Boris Johnson has backed down from his discredited “Trumpian” claim that Keir Starmer failed to prosecute Jimmy Savile.
The prime minister triggered a backlash on Monday when he made the accusation during the heated Commons debate on the results of the Sue Gray inquiry into parties at Downing Street.
Johnson also refused to withdraw the allegation when given the opportunity during PMQs on Wednesday.
But speaking to broadcasters on Thursday afternoon, the prime minister said he wanted to “clarify” his comments.
“I totally understand he had nothing to do personally with those decisions,” the prime minister said.
“I am not talking about the leader of the Opposition’s personal record when he was director of public prosecutions (DPP)”.
He said: “I want to be very clear about this. A lot of people have got very hot under the collar. I understand why.
“I was making a point about his responsibility for the organisation as a whole. I do want to clarify that.”
It is a climbdown from Monday when he said Starmer had “spent most of his time [as DPP] prosecuting journalists and failing to prosecute Jimmy Savile”.
During PMQs this week, Starmer angrily accused Johnson of peddling the “conspiracy theories of violent fascists” with the claim.
Several Tory MPs have cited Johnson’s decision to link Starmer to Savile as a reason for demanding he resign as prime minister.
Tobias Ellwood, the chairman of the Commons defence committee, said the “false allegation” should be withdrawn.
And Anthony Mangnall, the MP for Totnes and South Devon, said “standards in public life matter” when he called for a no confidence vote in Johnson.
Amber Rudd, the former Conservative home secretary, told ITV that Johnson’s initial claim had been “Trumpian”.
She said it was a “disgraceful thing to say” and a “step too far” for many Conservative MPs.
In 2013, Starmer, as DPP, said Savile could have been prosecuted in 2009 – two years before he died – had police taken victims more seriously.
His comments followed a review of the Savile case by Alison Levitt QC, the legal adviser to the DPP.
Sir Keir said at the time: “I would like to take the opportunity to apologise for the shortcomings in the part played by the CPS in these cases.
“If this report and my apology are to serve their full purpose, then this must be seen as a watershed moment.”
In 2020, fact checking charity Full Fact also looked into the claim that Starmer had stopped Savile being charged in 2009.

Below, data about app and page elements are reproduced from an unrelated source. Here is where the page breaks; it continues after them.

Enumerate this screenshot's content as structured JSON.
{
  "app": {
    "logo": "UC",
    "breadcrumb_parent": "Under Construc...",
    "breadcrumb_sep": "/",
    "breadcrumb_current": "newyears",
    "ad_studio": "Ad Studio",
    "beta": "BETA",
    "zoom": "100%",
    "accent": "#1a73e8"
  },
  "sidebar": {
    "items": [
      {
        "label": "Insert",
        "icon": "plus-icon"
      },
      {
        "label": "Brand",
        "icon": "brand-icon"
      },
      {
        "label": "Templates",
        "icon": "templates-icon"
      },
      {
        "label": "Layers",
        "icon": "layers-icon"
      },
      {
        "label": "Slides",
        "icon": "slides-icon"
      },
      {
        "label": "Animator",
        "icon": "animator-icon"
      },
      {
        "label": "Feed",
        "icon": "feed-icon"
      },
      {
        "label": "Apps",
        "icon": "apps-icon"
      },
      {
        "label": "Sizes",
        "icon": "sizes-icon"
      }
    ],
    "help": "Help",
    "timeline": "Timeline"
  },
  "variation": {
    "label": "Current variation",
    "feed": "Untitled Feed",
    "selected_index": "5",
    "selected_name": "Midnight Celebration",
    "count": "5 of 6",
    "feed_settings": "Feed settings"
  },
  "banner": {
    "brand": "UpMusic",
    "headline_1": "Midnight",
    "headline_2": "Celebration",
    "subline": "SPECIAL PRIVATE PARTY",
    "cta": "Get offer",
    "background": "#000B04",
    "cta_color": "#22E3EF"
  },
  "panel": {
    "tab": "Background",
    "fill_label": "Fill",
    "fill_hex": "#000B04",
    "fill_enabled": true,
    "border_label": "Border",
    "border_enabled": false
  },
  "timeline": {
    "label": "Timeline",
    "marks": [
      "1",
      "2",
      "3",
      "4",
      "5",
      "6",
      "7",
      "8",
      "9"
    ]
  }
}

It said Starmer was head of the CPS when the decision not to prosecute Savile was made on the grounds of “insufficient evidence”, adding: “The allegations against Savile were dealt with by local police and a reviewing lawyer for the CPS.
“A later investigation criticised the actions of both the CPS and the police in their handling of the situation.
“It did not suggest that Mr Starmer was personally involved in the decisions made.”
Savile – who is now thought to have been one of Britain’s most prolific sex offenders – died in 2011 aged 84 having never been brought to justice for his crimes.